Negroni. Cardinale. Bicicletta. The icons of Italian drinking conjure a feeling of sunset-hued elegance. But behind the refined façade exists another side of Italianate cocktails. It’s here that the Angelo Azzurro once resided. Here, too, is where you’ll find the Invisibile, a crystal-clear disco drink that’s as much a fixture of Italian drinking culture as the Negroni or Americano.
Also called the Quattro Bianchi, Italian for “four whites,” the drink combined unaged rum, gin and vodka, plus triple sec to sweeten it up a bit, all poured into a pint glass (often plastic) with very little ice, which promised unparalleled bang for your buck. “The Quattro Bianchi was nondrinking culture,” explains Federico Leone, a bartender-turned-ambassador for VII Hills gin, of the drink’s stature in certain cocktail circles.
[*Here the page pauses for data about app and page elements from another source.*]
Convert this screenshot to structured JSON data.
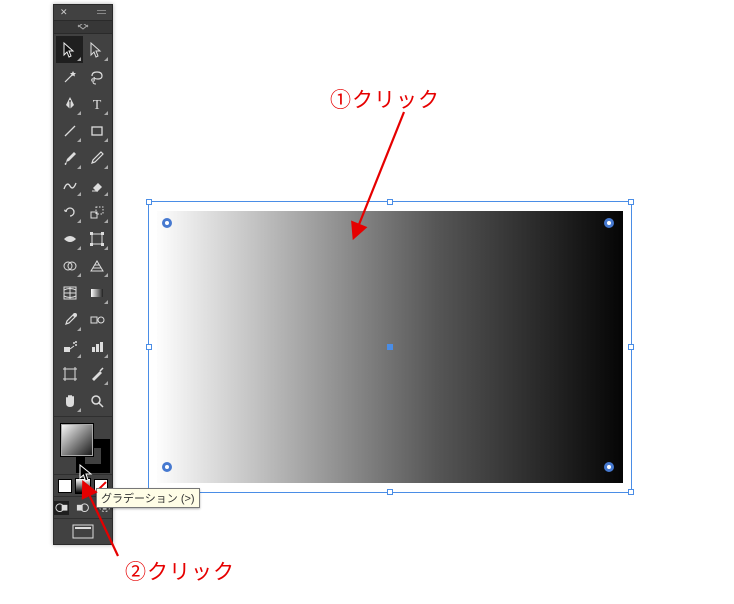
{
  "annotation": {
    "step1_label": "①クリック",
    "step2_label": "②クリック"
  },
  "tooltip": {
    "gradient": "グラデーション (>)"
  },
  "tools_left": [
    "selection-tool",
    "magic-wand-tool",
    "pen-tool",
    "line-segment-tool",
    "paintbrush-tool",
    "shaper-tool",
    "rotate-tool",
    "width-tool",
    "shape-builder-tool",
    "mesh-tool",
    "eyedropper-tool",
    "symbol-sprayer-tool",
    "artboard-tool",
    "hand-tool"
  ],
  "tools_right": [
    "direct-selection-tool",
    "lasso-tool",
    "type-tool",
    "rectangle-tool",
    "pencil-tool",
    "eraser-tool",
    "scale-tool",
    "free-transform-tool",
    "perspective-grid-tool",
    "gradient-tool",
    "blend-tool",
    "column-graph-tool",
    "slice-tool",
    "zoom-tool"
  ],
  "selected_tool": "selection-tool",
  "fill_mode_selected": "gradient",
  "colors": {
    "selection_blue": "#4a8de6",
    "anchor_blue": "#4679d0",
    "annot_red": "#e60000",
    "tooltip_bg": "#fffde6"
  }
}
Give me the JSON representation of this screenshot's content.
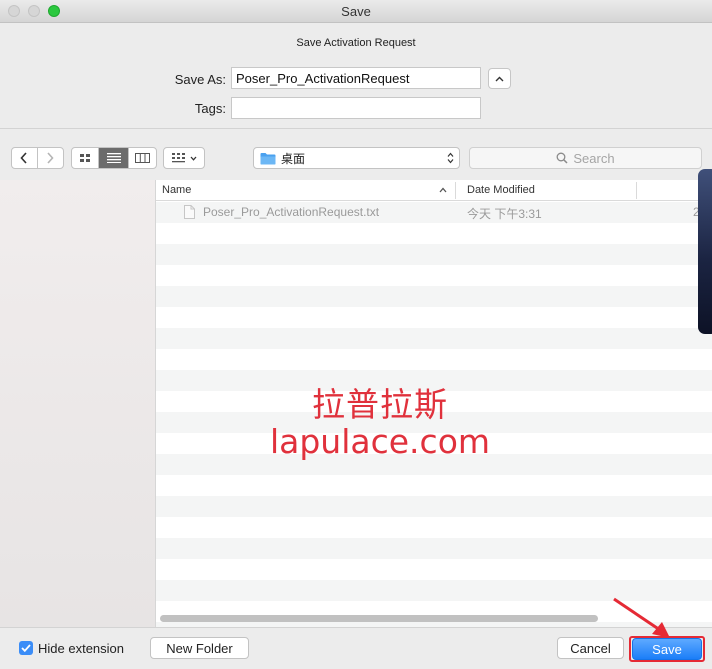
{
  "window": {
    "title": "Save"
  },
  "sheet": {
    "title": "Save Activation Request"
  },
  "form": {
    "save_as_label": "Save As:",
    "save_as_value": "Poser_Pro_ActivationRequest",
    "tags_label": "Tags:",
    "tags_value": ""
  },
  "toolbar": {
    "location": "桌面",
    "search_placeholder": "Search"
  },
  "filelist": {
    "columns": [
      "Name",
      "Date Modified"
    ],
    "files": [
      {
        "name": "Poser_Pro_ActivationRequest.txt",
        "date_modified": "今天 下午3:31",
        "truncated": "2"
      }
    ]
  },
  "watermark": {
    "line1": "拉普拉斯",
    "line2": "lapulace.com",
    "color": "#e0313c"
  },
  "bottom": {
    "hide_extension_label": "Hide extension",
    "hide_extension_checked": true,
    "new_folder_label": "New Folder",
    "cancel_label": "Cancel",
    "save_label": "Save"
  },
  "colors": {
    "accent": "#1b7ef8",
    "highlight": "#e52a35"
  }
}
Like many dark-age drinks, the origin of the Invisibile is difficult to pin down. “The Invisibile is not an officially recognized drink,” explains Alessandro Tambaro, a trainer at a bartending school in Abruzzo. “I call it the cocktail for the ignorant. Not in an offensive sense, but to explain how we think it came about.” Tambaro, who has worked—and occasionally still works—in Italian nightclubs, notes that in the decades between the 1970s and ’90s, cocktails became prized much more for their alcohol content than for any artful combination of flavors. “As a result, people believed that by putting at least three spirits together at 40 proof, the alcoholic grades of the cocktail would increase,” explains Tambaro. “So you had a monster of a cocktail.”
Just as the Angelo Azzurro varied from bar to bar, the precise makeup of the Invisibile morphed from region to region. In some places, Midori made an appearance; in others, blueberry syrup added a hint of color. The most famous iteration is the strawberry Invisibile, which in the south of Italy is called Quattro Bianchi e Fragolino, consisting of the four expected ingredients plus strawberry syrup. It was this version that inspired former bar manager Marianna Di Leo to revisit the maligned recipe at Cinquanta Spirito Italiano, a cocktail bar in Pagani, near Naples, where she was tasked with creating a drink inspired by Italian culture. “I’m obsessed with the ’90s, so the choice of Quattro Bianchi e Fragolino came naturally,” she explains. In her take, tequila becomes the primary base, complemented by small measures of gin, triple sec and mezcal for structure, alongside a spiced strawberry cordial. “The balance of the drink is completely different,” says Di Leo. “We wanted to serve it in a modern key, more technical but not too complex.”
Where once the Quattro Bianchi was verboten at leading Italian cocktail bars, a symbol of the dark ages of disco drinks, today it’s following a trajectory not unlike the Long Island Iced Tea stateside. That is, after years of reluctance, Italian bartenders are embracing the potential of the oft-derided club cocktail. “Today, we consider it a vintage cocktail in its own right,” says Leone. “If someone makes us a twist that’s thought-out and done right, why not?”